> _Task prompt_:
In the entries below, how many lines hold the string "海上文学百家文库"? Give only the number.

Entries supplied below:

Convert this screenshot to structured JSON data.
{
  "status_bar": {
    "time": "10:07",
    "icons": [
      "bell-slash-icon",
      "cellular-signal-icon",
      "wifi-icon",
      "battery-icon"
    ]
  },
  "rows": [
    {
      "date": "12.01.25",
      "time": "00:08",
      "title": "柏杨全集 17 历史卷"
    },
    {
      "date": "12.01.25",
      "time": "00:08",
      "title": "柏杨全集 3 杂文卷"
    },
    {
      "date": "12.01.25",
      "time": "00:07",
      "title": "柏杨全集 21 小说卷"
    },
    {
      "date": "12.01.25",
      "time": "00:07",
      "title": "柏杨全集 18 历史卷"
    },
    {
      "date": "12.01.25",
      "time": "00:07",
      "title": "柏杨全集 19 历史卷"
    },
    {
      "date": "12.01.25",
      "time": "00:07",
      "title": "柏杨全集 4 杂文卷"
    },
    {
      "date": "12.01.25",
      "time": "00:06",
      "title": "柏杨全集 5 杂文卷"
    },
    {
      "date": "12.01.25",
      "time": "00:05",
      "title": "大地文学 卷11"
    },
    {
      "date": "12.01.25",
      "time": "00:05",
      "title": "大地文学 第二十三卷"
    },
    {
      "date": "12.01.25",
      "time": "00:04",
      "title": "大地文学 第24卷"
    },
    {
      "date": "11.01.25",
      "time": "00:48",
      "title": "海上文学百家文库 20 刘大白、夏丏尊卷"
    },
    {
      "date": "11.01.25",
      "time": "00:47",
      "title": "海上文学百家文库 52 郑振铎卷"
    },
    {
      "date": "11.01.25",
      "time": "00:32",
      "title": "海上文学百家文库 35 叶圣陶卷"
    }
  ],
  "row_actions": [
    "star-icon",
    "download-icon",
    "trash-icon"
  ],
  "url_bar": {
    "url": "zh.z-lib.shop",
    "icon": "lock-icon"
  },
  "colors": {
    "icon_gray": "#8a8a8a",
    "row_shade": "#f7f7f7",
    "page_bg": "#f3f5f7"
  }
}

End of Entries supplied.

> _Exercise answer_:
3